When using monosodium glutamate (MSG) in your cooking, it’s crucial to understand the correct proportions to maintain a balanced flavor profile. While MSG is an excellent flavor enhancer, like any other seasoning, it should be used in moderation. Overuse can lead to an overly savory taste, overpowering the natural flavors of your ingredients.
Here are some guidelines on how to measure and use MSG in your cooking:
Remember, the key to using MSG effectively is understanding its purpose as a flavor enhancer. With careful measurement and mindful usage, you can utilize MSG to elevate the flavors in your dishes without overpowering them.
The Effect of MSG on Different Types of Foods
Monosodium Glutamate (MSG) is a versatile flavor enhancer that can be used in a wide variety of dishes. Its primary function is to intensify the umami or savory taste in foods, making them more satisfying and flavorful. However, the effect of MSG varies depending on the type of food it’s used in.
In protein-rich foods like meats, poultry, and fish, MSG works by enhancing their natural savory flavors. It amplifies the meatiness, resulting in a richer and more satisfying taste. This makes MSG an excellent addition to marinades, rubs, and sauces for these types of foods.
On the other hand, in vegetable dishes and soups, MSG provides a depth of flavor that can often be missing.
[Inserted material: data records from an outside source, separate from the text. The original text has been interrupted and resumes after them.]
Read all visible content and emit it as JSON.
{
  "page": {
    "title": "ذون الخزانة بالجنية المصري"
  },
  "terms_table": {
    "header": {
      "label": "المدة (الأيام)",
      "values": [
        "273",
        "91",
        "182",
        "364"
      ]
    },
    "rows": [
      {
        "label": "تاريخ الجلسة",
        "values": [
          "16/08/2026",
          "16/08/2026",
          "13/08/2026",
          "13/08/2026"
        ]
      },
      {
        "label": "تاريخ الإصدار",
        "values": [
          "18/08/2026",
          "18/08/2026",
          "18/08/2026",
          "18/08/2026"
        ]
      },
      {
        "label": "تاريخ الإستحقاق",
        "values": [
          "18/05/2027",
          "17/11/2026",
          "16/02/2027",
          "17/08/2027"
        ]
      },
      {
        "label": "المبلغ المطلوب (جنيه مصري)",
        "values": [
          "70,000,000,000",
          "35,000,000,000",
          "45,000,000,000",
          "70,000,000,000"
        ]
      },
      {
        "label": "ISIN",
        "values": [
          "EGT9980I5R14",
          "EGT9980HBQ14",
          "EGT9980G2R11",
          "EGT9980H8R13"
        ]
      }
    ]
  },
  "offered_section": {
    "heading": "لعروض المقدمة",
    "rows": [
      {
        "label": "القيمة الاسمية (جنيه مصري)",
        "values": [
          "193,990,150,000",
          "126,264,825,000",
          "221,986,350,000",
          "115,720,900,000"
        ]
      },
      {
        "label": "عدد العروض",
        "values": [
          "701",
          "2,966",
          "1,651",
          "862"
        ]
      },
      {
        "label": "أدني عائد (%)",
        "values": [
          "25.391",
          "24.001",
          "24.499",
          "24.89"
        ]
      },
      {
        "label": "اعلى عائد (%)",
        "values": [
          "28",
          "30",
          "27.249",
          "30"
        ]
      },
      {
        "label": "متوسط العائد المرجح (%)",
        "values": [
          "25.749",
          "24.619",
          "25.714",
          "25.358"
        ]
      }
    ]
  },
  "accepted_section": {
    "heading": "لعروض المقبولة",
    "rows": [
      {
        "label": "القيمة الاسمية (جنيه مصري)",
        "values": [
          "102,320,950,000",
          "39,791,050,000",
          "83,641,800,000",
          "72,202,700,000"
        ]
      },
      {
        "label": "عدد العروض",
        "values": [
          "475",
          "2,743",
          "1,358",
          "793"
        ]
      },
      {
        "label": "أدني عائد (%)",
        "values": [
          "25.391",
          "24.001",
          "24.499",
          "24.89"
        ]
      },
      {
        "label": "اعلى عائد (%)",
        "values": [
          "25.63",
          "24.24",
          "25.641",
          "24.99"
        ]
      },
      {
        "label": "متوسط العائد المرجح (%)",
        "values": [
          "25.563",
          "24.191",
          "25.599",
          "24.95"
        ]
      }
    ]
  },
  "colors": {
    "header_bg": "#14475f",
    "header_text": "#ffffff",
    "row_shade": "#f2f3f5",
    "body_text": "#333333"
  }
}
By stimulating the umami receptors on our tongues, MSG can make these foods taste more robust and satisfying, even without the presence of meat or other proteins.
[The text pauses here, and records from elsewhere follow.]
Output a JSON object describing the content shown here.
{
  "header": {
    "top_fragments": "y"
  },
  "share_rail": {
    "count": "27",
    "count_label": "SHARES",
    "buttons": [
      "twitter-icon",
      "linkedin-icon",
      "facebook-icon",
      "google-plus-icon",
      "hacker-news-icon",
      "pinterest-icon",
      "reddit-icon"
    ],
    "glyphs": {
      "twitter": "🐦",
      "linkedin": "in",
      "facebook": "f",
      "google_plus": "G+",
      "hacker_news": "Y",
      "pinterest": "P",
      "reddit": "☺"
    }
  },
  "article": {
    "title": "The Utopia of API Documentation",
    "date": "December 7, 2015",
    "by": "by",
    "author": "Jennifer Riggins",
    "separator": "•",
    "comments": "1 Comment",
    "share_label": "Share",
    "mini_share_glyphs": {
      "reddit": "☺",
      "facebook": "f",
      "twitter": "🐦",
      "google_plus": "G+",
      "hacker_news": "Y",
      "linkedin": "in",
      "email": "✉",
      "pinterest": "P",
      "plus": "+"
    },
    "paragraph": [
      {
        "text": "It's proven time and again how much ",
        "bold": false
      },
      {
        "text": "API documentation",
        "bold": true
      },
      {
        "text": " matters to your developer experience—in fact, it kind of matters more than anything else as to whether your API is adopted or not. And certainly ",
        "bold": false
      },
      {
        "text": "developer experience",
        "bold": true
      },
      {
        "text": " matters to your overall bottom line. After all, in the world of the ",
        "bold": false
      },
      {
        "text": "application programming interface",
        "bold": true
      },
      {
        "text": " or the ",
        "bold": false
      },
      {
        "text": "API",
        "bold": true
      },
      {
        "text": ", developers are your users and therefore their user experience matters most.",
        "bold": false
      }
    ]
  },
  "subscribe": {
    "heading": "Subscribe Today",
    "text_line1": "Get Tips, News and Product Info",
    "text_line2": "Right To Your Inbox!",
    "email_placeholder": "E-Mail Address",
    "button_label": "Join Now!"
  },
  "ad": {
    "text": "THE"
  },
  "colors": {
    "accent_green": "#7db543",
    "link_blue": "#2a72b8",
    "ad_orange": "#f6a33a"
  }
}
In addition to enhancing savory flavors, MSG also has a unique ability to balance and round out other tastes. For example, it can reduce the need for salt in recipes, making it a useful ingredient for those trying to lower their sodium intake. Moreover, it can mellow out bitterness in foods and balance sweetness, making it a versatile ingredient in cooking.
Practical Tips for Using MSG Effectively
Monosodium Glutamate (MSG) is a potent flavor enhancer that can significantly elevate the taste of your dishes when used correctly. However, knowing how to use it effectively is key to achieving the best results. The following are some practical tips that can guide you in using MSG properly in your cooking:
Remember, the key to using MSG effectively is moderation. Like any seasoning, it should be used judiciously to enhance the flavor of your dishes without overpowering them.
To Wrap Up
In conclusion, Monosodium Glutamate (MSG) is a powerful tool in the culinary world, capable of amplifying the flavors of a wide array of dishes. From enhancing savory meats to adding depth to vegetable dishes and soups, it’s a versatile ingredient that can elevate your cooking. Despite the myths surrounding its use, scientific evidence supports its safety for consumption. So next time you cook, consider reaching for MSG and experience the flavor boost it can offer.
Remember, like any seasoning, moderation is key when using MSG. Use it judiciously to enhance, not overpower, the natural flavors of your ingredients. With a better understanding of MSG, you can confidently experiment with it in your kitchen, opening up new possibilities for taste and satisfaction in your dishes.
Frequently Asked Questions
1. What is MSG?
Monosodium Glutamate (MSG) is a flavor enhancer widely used in cooking. It enhances the umami or savory taste in foods.
2. Is MSG safe to consume?
Yes, the U.S. Food and Drug Administration (FDA) classifies MSG as generally recognized as safe (GRAS), the same category as common food ingredients like salt and vinegar.
3. Does MSG have its own flavor?
No, MSG does not have a flavor of its own. Instead, it enhances the existing flavors in the food, making them more pronounced.
4. How should I use MSG in cooking?
Start with a small amount, combine it with other seasonings, and use it in protein-rich foods and vegetables. Always remember, moderation is key.
5. Can MSG replace salt in recipes?
While MSG cannot fully replace salt, it can reduce the need for salt in recipes by enhancing the savory taste, which is beneficial for those trying to lower their sodium intake.